If you always tell yourself that you’ll do it later, when is “later”?
If you postpone fulfilling your commitments, at least have a date and time attached to it. Otherwise, you’ll find yourself knee-deep in debt and wondering how you managed to waste all this time. Something as simple as putting off paying your bills or making unjustified purchases on credit can be a stepping stone to financial ruin.
To break the habit, stop telling yourself that the future will take care of itself.
Bad money habit #3: Hanging out with toxic people
You don’t need to be extreme and cut ties with anybody who is not highly successful. But it’s important to recognize draining, unsupportive, and difficult people in your life and see if they hold you back.
Those who are blissfully unaware of how they impact those around them are not worth stressing over. So, protect your time and well-being by limiting your exposure to toxic people.
Bad money habit #4: Being afraid to take calculated risks
When people talk about risk-takers, they tend to describe daredevils and high rollers — this is not what this point is about. Once again, don’t take it to the extreme. Success is not about leaving your comfort zone for good and risking everything on one venture.
Safety is a good thing, and that is why it is important to take calculated risks. For example, take steps to live courageously by:
- Trying something new
- Starting over
- And most importantly, learning from your mistakes!
Bad money habit #5: Living an unhealthy lifestyle
“The greatest wealth is health.”Roman poet Virgil
Unhealthy lifestyles can be a huge barrier to success. It then creates a vicious circle of unhealthy behaviors and high levels of financial stress, which are mutually reinforcing problems.
You may not be able to do a complete 180 right away.

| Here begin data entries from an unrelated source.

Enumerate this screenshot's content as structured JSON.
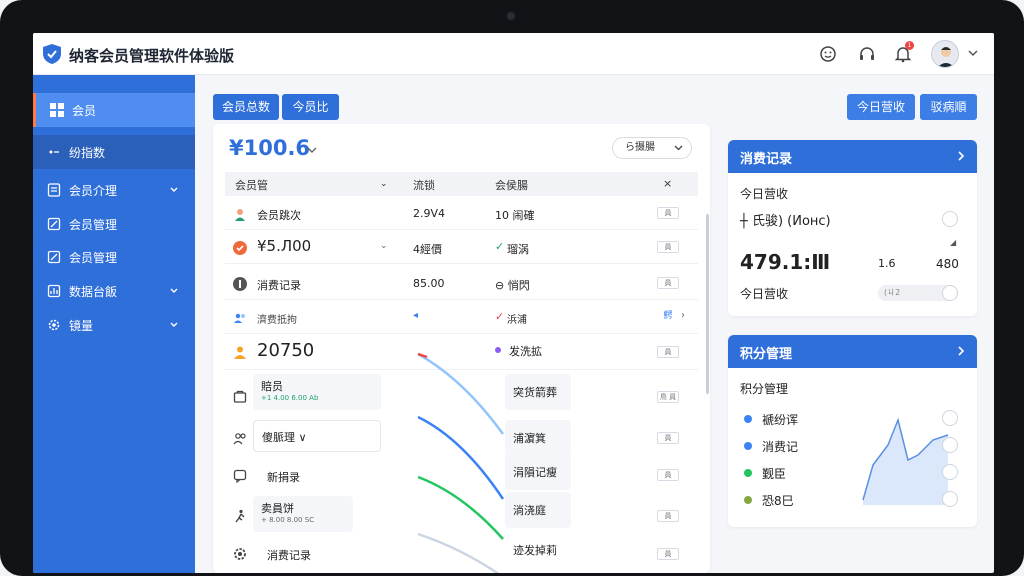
{
  "app": {
    "title": "纳客会员管理软件体验版"
  },
  "header": {
    "notification_count": "1"
  },
  "sidebar": {
    "items": [
      {
        "label": "会员",
        "icon": "grid-icon"
      },
      {
        "label": "纷指数",
        "icon": "dot-icon"
      },
      {
        "label": "会员介理",
        "icon": "file-icon"
      },
      {
        "label": "会员管理",
        "icon": "edit-icon"
      },
      {
        "label": "会员管理",
        "icon": "edit-icon"
      },
      {
        "label": "数据台飯",
        "icon": "chart-icon"
      },
      {
        "label": "镜量",
        "icon": "gear-icon"
      }
    ]
  },
  "toolbar": {
    "tab_total": "会员总数",
    "tab_today": "今员比",
    "btn_revenue": "今日营收",
    "btn_other": "驳病順"
  },
  "main": {
    "amount": "¥100.6",
    "select_label": "ら摄腸",
    "columns": [
      "会员管",
      "流锁",
      "会侯腸",
      "×"
    ],
    "rows": [
      {
        "c1": "会员跳次",
        "c2": "2.9V4",
        "c3": "10 闹確",
        "tag": "員"
      },
      {
        "c1": "¥5.Л00",
        "c2": "4經價",
        "c3": "瑠涡",
        "tag": "員"
      },
      {
        "c1": "消费记录",
        "c2": "85.00",
        "c3": "⊖ 悄閃",
        "tag": "員"
      },
      {
        "c1": "濟费抵拘",
        "c2": "",
        "c3": "浜浦",
        "tag": "鰐"
      },
      {
        "c1": "20750",
        "c2": "",
        "c3": "发洗拡",
        "tag": "員"
      }
    ],
    "cards": [
      {
        "title": "賠员",
        "sub": "+1 4.00 6.00 Ab"
      },
      {
        "title": "傻脈理 ∨",
        "sub": ""
      },
      {
        "title": "新捐录",
        "sub": ""
      },
      {
        "title": "卖員饼",
        "sub": "+ 8.00 8.00 SC"
      },
      {
        "title": "消费记录",
        "sub": ""
      }
    ],
    "right_chips": [
      "突货箭葬",
      "浦濵箕",
      "涓隕记瘦",
      "淌浇庭",
      "迹发掉莉"
    ]
  },
  "consumption": {
    "title": "消费记录",
    "label_today": "今日营收",
    "line_item": "┼ 氏骏) (Ионс)",
    "value_big": "479.1:Ⅲ",
    "value_small_1": "1.6",
    "value_small_2": "480",
    "label_today_2": "今日营收",
    "toggle_text": "(ㄐ2"
  },
  "points": {
    "title": "积分管理",
    "subtitle": "积分管理",
    "items": [
      {
        "label": "褫纷诨",
        "color": "#3b82f6"
      },
      {
        "label": "消费记",
        "color": "#3b82f6"
      },
      {
        "label": "觐臣",
        "color": "#22c55e"
      },
      {
        "label": "恐8巳",
        "color": "#84a83f"
      }
    ]
  }
}
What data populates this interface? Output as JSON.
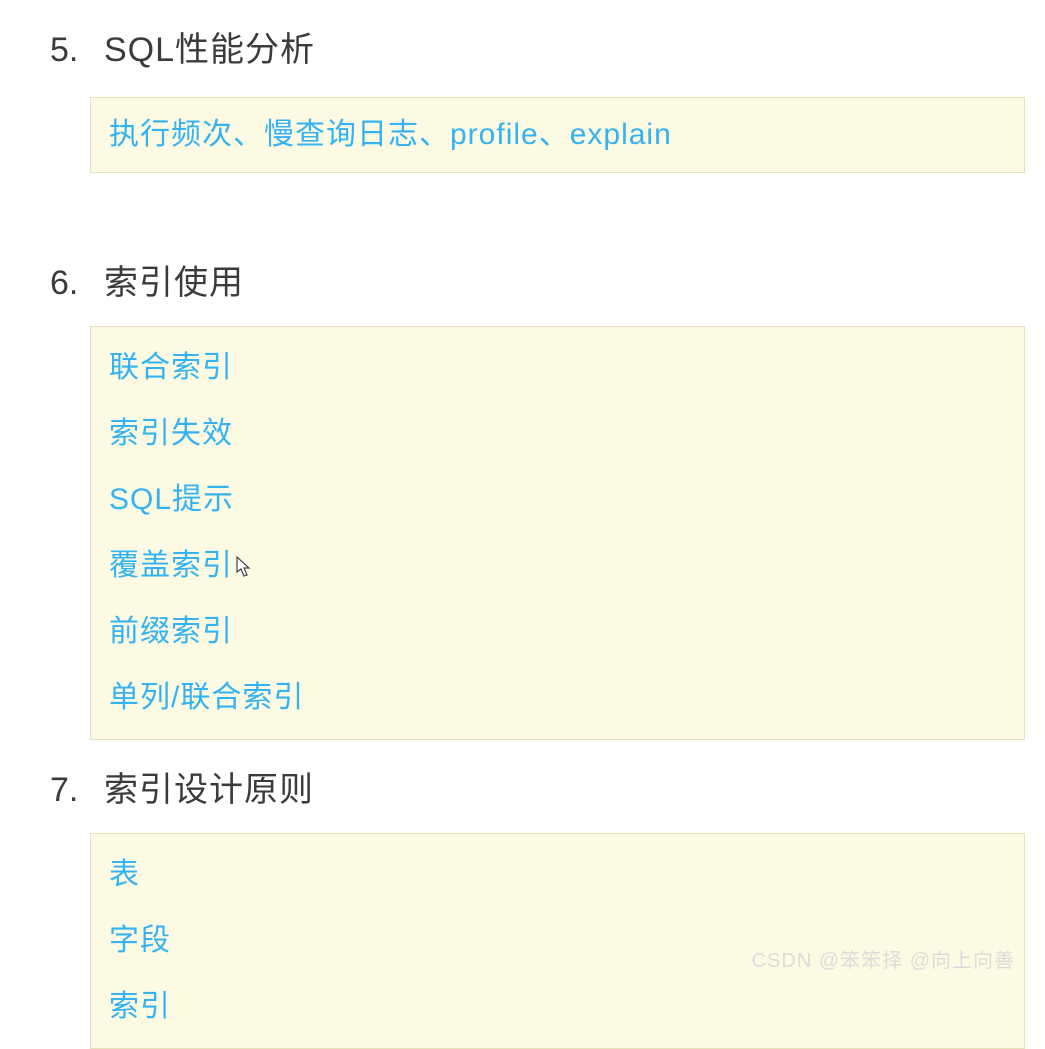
{
  "sections": [
    {
      "number": "5.",
      "title": "SQL性能分析",
      "items": [
        "执行频次、慢查询日志、profile、explain"
      ]
    },
    {
      "number": "6.",
      "title": "索引使用",
      "items": [
        "联合索引",
        "索引失效",
        "SQL提示",
        "覆盖索引",
        "前缀索引",
        "单列/联合索引"
      ]
    },
    {
      "number": "7.",
      "title": "索引设计原则",
      "items": [
        "表",
        "字段",
        "索引"
      ]
    }
  ],
  "watermark": "CSDN @笨笨择 @向上向善"
}
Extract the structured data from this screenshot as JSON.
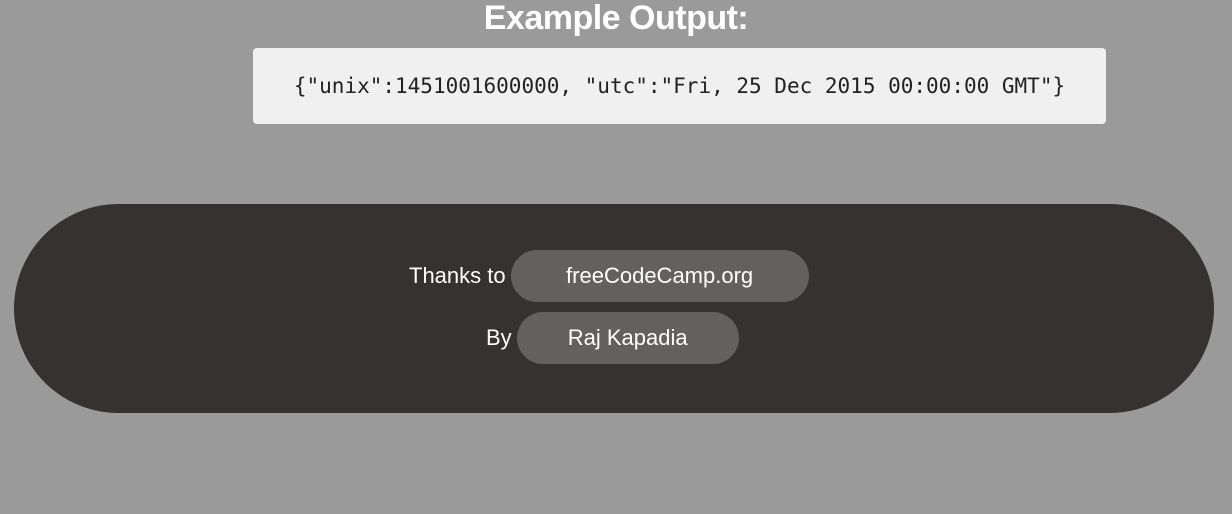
{
  "heading": "Example Output:",
  "example_output": "{\"unix\":1451001600000, \"utc\":\"Fri, 25 Dec 2015 00:00:00 GMT\"}",
  "footer": {
    "thanks_label": "Thanks to",
    "thanks_link": "freeCodeCamp.org",
    "by_label": "By",
    "by_link": "Raj Kapadia"
  },
  "colors": {
    "background": "#9a9a9a",
    "footer_background": "#363232",
    "pill_background": "#656060",
    "code_background": "#f0f0f0"
  }
}
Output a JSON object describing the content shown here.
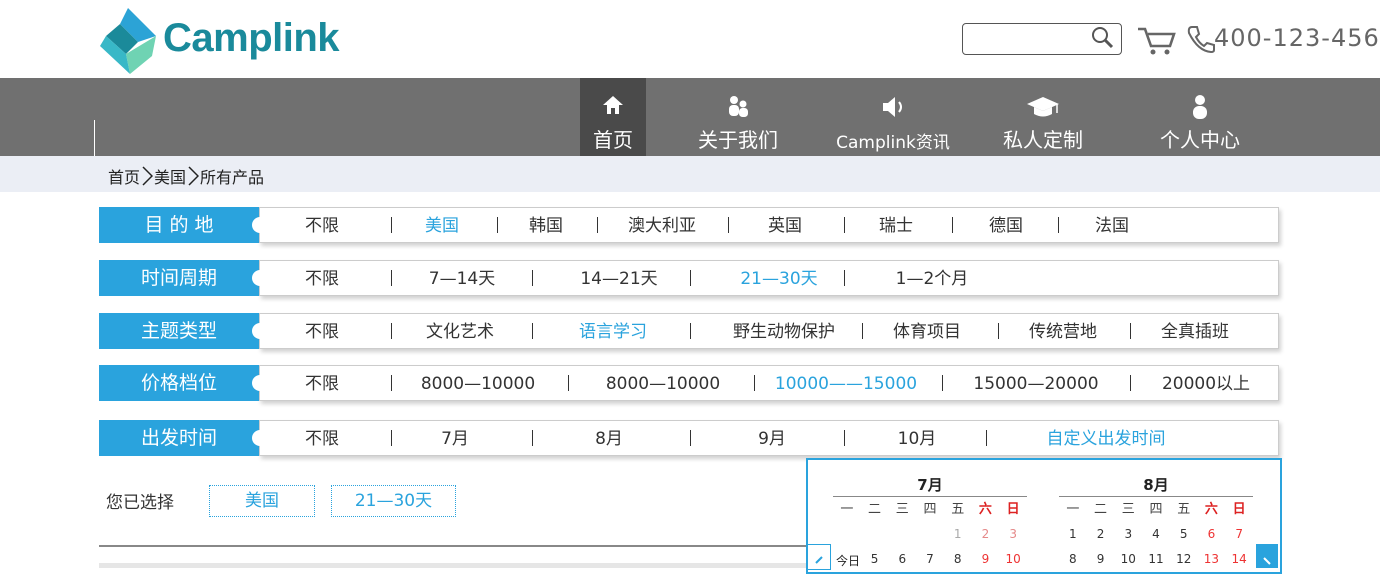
{
  "header": {
    "logo_text": "Camplink",
    "search": {
      "value": "",
      "placeholder": ""
    },
    "phone": "400-123-456"
  },
  "nav": {
    "items": [
      {
        "label": "首页",
        "icon": "home-icon",
        "active": true
      },
      {
        "label": "关于我们",
        "icon": "users-icon"
      },
      {
        "label": "Camplink资讯",
        "icon": "speaker-icon"
      },
      {
        "label": "私人定制",
        "icon": "graduation-cap-icon"
      },
      {
        "label": "个人中心",
        "icon": "user-icon"
      }
    ]
  },
  "breadcrumb": [
    "首页",
    "美国",
    "所有产品"
  ],
  "filters": [
    {
      "label": "目 的 地",
      "options": [
        "不限",
        "美国",
        "韩国",
        "澳大利亚",
        "英国",
        "瑞士",
        "德国",
        "法国"
      ],
      "selected": 1
    },
    {
      "label": "时间周期",
      "options": [
        "不限",
        "7—14天",
        "14—21天",
        "21—30天",
        "1—2个月"
      ],
      "selected": 3
    },
    {
      "label": "主题类型",
      "options": [
        "不限",
        "文化艺术",
        "语言学习",
        "野生动物保护",
        "体育项目",
        "传统营地",
        "全真插班"
      ],
      "selected": 2
    },
    {
      "label": "价格档位",
      "options": [
        "不限",
        "8000—10000",
        "8000—10000",
        "10000——15000",
        "15000—20000",
        "20000以上"
      ],
      "selected": 3
    },
    {
      "label": "出发时间",
      "options": [
        "不限",
        "7月",
        "8月",
        "9月",
        "10月",
        "自定义出发时间"
      ],
      "selected": 5
    }
  ],
  "selected_section": {
    "label": "您已选择",
    "chips": [
      "美国",
      "21—30天"
    ]
  },
  "calendar": {
    "today_label": "今日",
    "weekdays": [
      "一",
      "二",
      "三",
      "四",
      "五",
      "六",
      "日"
    ],
    "months": [
      {
        "title": "7月",
        "row1": [
          "",
          "",
          "",
          "",
          "1",
          "2",
          "3"
        ],
        "row2": [
          "5",
          "6",
          "7",
          "8",
          "9",
          "10"
        ]
      },
      {
        "title": "8月",
        "row1": [
          "1",
          "2",
          "3",
          "4",
          "5",
          "6",
          "7"
        ],
        "row2": [
          "8",
          "9",
          "10",
          "11",
          "12",
          "13",
          "14"
        ]
      }
    ]
  },
  "colors": {
    "accent": "#2aa3dd",
    "nav_bg": "#707070",
    "nav_active": "#4a4a4a",
    "weekend_red": "#d22222"
  }
}
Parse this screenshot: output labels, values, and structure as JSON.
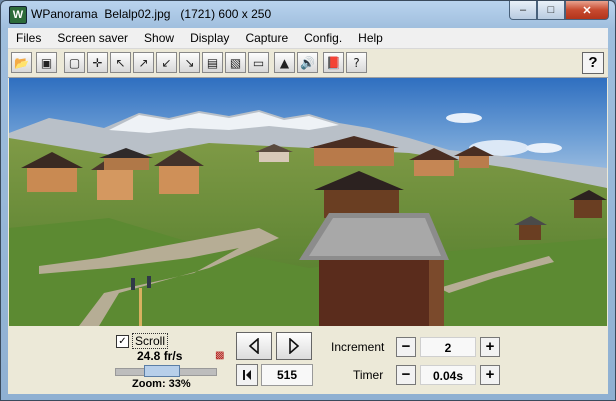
{
  "window": {
    "title": "WPanorama  Belalp02.jpg   (1721) 600 x 250",
    "app_icon_letter": "W",
    "caption_buttons": {
      "minimize": "–",
      "maximize": "□",
      "close": "✕"
    }
  },
  "menu": [
    "Files",
    "Screen saver",
    "Show",
    "Display",
    "Capture",
    "Config.",
    "Help"
  ],
  "toolbar": {
    "icons": [
      {
        "name": "open-file-icon",
        "glyph": "📂"
      },
      {
        "name": "picture-icon",
        "glyph": "▣"
      },
      {
        "name": "fit-window-icon",
        "glyph": "▢"
      },
      {
        "name": "move-all-directions-icon",
        "glyph": "✛"
      },
      {
        "name": "arrow-upleft-icon",
        "glyph": "↖"
      },
      {
        "name": "arrow-diagonal-out-icon",
        "glyph": "↗"
      },
      {
        "name": "arrow-diagonal-in-icon",
        "glyph": "↙"
      },
      {
        "name": "arrow-downright-icon",
        "glyph": "↘"
      },
      {
        "name": "panorama-view-icon",
        "glyph": "▤"
      },
      {
        "name": "landscape-view-icon",
        "glyph": "▧"
      },
      {
        "name": "wide-view-icon",
        "glyph": "▭"
      },
      {
        "name": "horizon-icon",
        "glyph": "▲"
      },
      {
        "name": "sound-icon",
        "glyph": "🔊"
      },
      {
        "name": "book-icon",
        "glyph": "📕"
      },
      {
        "name": "help-document-icon",
        "glyph": "?"
      }
    ],
    "help_button": "?"
  },
  "controls": {
    "scroll_label": "Scroll",
    "scroll_checked": true,
    "check_mark": "✓",
    "fps": "24.8 fr/s",
    "zoom": "Zoom: 33%",
    "zoom_slider_fraction": 0.33,
    "position": "515",
    "increment_label": "Increment",
    "increment_value": "2",
    "timer_label": "Timer",
    "timer_value": "0.04s",
    "minus": "−",
    "plus": "+"
  },
  "colors": {
    "sky": "#5f8fc8",
    "grass": "#5f8a2e",
    "panel": "#ece9d8"
  }
}
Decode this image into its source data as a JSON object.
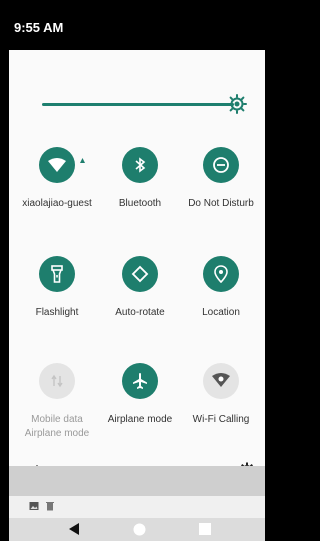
{
  "status": {
    "time": "9:55 AM"
  },
  "brightness": {
    "level": 1.0
  },
  "tiles": [
    {
      "label": "xiaolajiao-guest",
      "icon": "wifi-icon",
      "state": "on"
    },
    {
      "label": "Bluetooth",
      "icon": "bluetooth-icon",
      "state": "on"
    },
    {
      "label": "Do Not Disturb",
      "icon": "do-not-disturb-icon",
      "state": "on"
    },
    {
      "label": "Flashlight",
      "icon": "flashlight-icon",
      "state": "on"
    },
    {
      "label": "Auto-rotate",
      "icon": "auto-rotate-icon",
      "state": "on"
    },
    {
      "label": "Location",
      "icon": "location-icon",
      "state": "on"
    },
    {
      "label": "Mobile data",
      "sublabel": "Airplane mode",
      "icon": "mobile-data-icon",
      "state": "off"
    },
    {
      "label": "Airplane mode",
      "icon": "airplane-icon",
      "state": "on"
    },
    {
      "label": "Wi-Fi Calling",
      "icon": "wifi-calling-icon",
      "state": "off"
    }
  ],
  "colors": {
    "accent": "#1e7e6d",
    "panel": "#fafafa",
    "inactive": "#e4e4e4"
  }
}
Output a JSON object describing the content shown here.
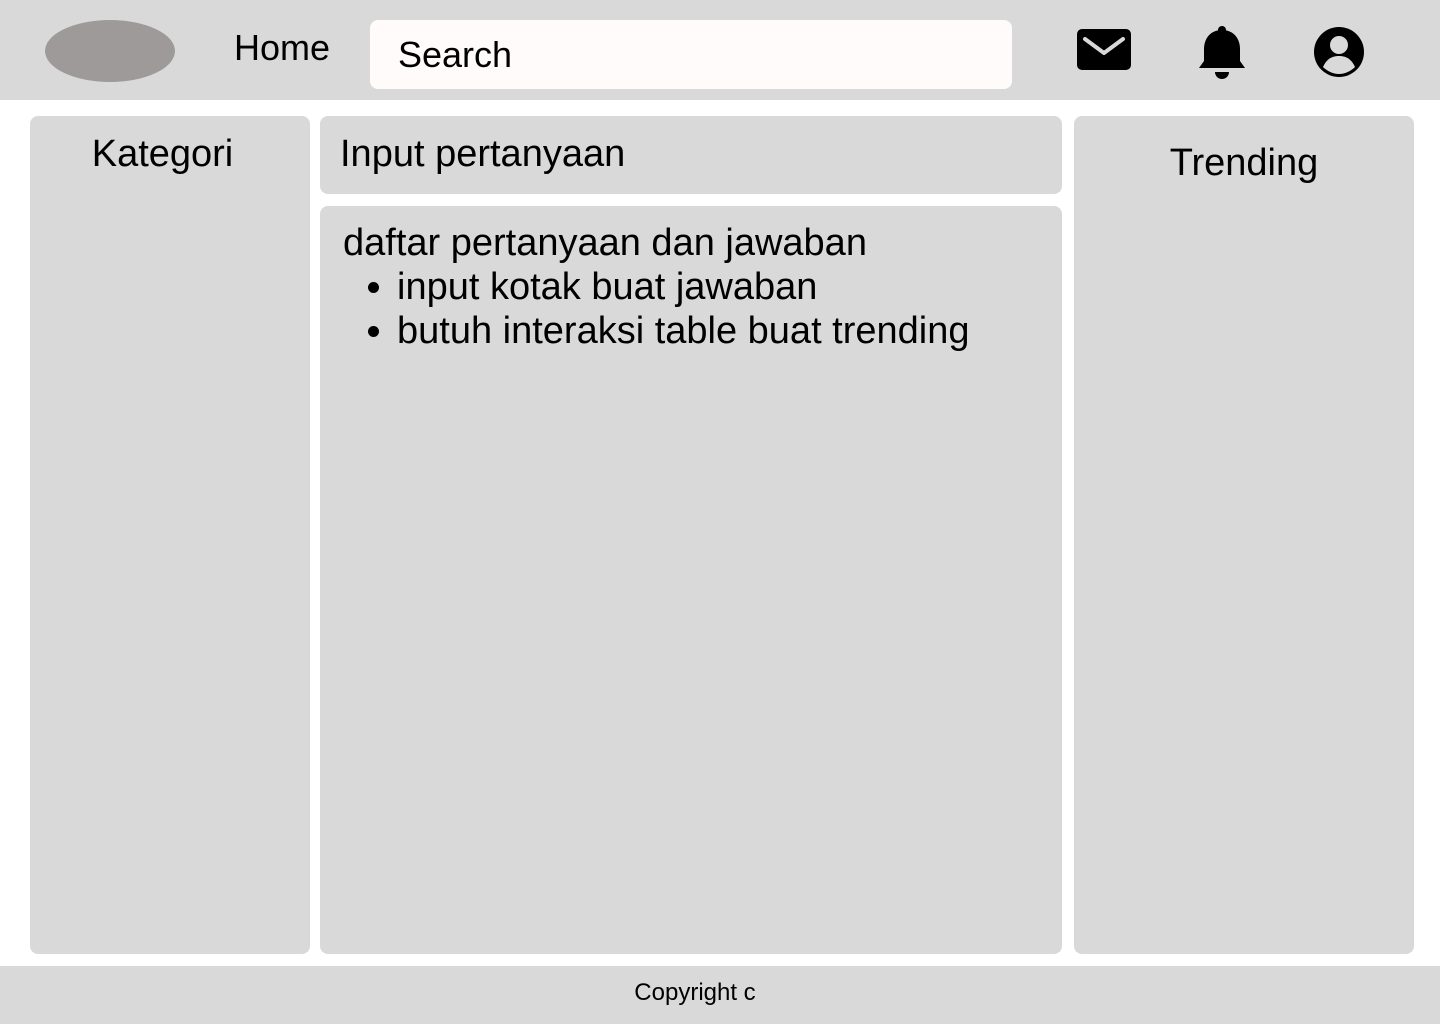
{
  "header": {
    "home_label": "Home",
    "search_placeholder": "Search",
    "icons": [
      "logo",
      "mail-icon",
      "bell-icon",
      "user-icon"
    ]
  },
  "sidebar": {
    "title": "Kategori"
  },
  "main": {
    "question_input_label": "Input pertanyaan",
    "qa_title": "daftar pertanyaan dan jawaban",
    "qa_notes": [
      "input kotak buat jawaban",
      "butuh interaksi table buat trending"
    ]
  },
  "trending": {
    "title": "Trending"
  },
  "footer": {
    "copyright": "Copyright c"
  },
  "colors": {
    "panel_bg": "#d9d9d9",
    "logo": "#9e9a9a",
    "search_bg": "#fffbfb",
    "text": "#000000"
  }
}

Start by identifying what you can directly control and calculate the potential savings from quitting the habit.
And the next time you’re tempted to go with the unhealthy choice, remember that poor health and financial difficulty go hand in hand. Invest in your health!